Even more importantly than the use of lessons, data, and tools, connect with your colleagues across disciplinary boundaries, build curricula, syllabi, and programs, and share with others your challenges and successes.  We are here to listen to you and to aid you in your journey.  

All of this won’t happen overnight, but the societal challenges we face are too important to ignore.   The need is there.  Let’s get to work!

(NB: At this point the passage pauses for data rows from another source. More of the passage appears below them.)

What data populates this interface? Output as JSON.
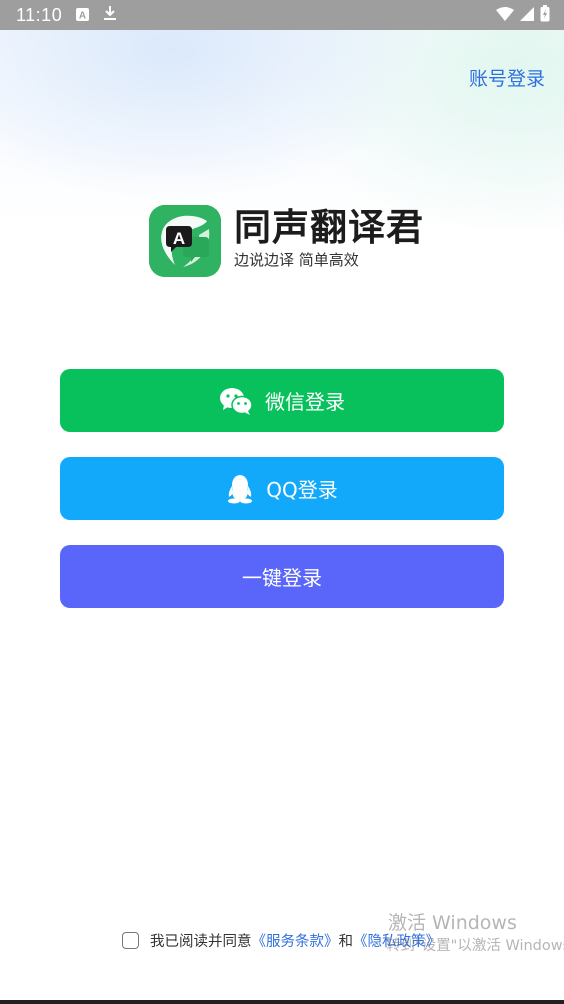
{
  "status_bar": {
    "time": "11:10",
    "icons": [
      "a-notification-icon",
      "download-icon",
      "wifi-icon",
      "signal-icon",
      "battery-icon"
    ]
  },
  "header": {
    "account_login_label": "账号登录"
  },
  "app": {
    "name": "同声翻译君",
    "slogan": "边说边译 简单高效",
    "logo_icon": "translate-chat-icon",
    "logo_letter": "A",
    "logo_color": "#2fb262"
  },
  "buttons": {
    "wechat": {
      "label": "微信登录",
      "icon": "wechat-icon",
      "color": "#08c15d"
    },
    "qq": {
      "label": "QQ登录",
      "icon": "qq-penguin-icon",
      "color": "#12a9fb"
    },
    "onekey": {
      "label": "一键登录",
      "color": "#5a66fa"
    }
  },
  "agreement": {
    "checked": false,
    "prefix": "我已阅读并同意",
    "terms_link": "《服务条款》",
    "conjunction": "和",
    "privacy_link": "《隐私政策》"
  },
  "watermark": {
    "title": "激活 Windows",
    "subtitle": "转到\"设置\"以激活 Windows。"
  }
}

We look forward to your comments below.   --Josef and Joseph

 

About the Author
I believe that spatial thinking can transform education and society through the application of Geographic Information Systems for instruction, research, administration, and policy. I hold 3 degrees in Geography, have served at NOAA, the US Census Bureau, and USGS as a cartographer and geographer, and teach a variety of F2F (Face to Face) (including T3G) and online courses. I have authored a variety of books and textbooks about the environment, STEM, GIS, and education. These include "Interpreting Our World", "Essentials of the Environment", "Tribal GIS", "The GIS Guide to Public Domain Data", "International Perspectives on Teaching and Learning with GIS In Secondary Education", "Spatial Mathematics" and others. I write for 2 blogs, 2 monthly podcasts, and a variety of journals, and have created over 5,000 videos on the Our Earth YouTube channel. Yet, as time passes, the more I realize my own limitations and that this is a lifelong learning endeavor and thus I actively seek mentors and collaborators.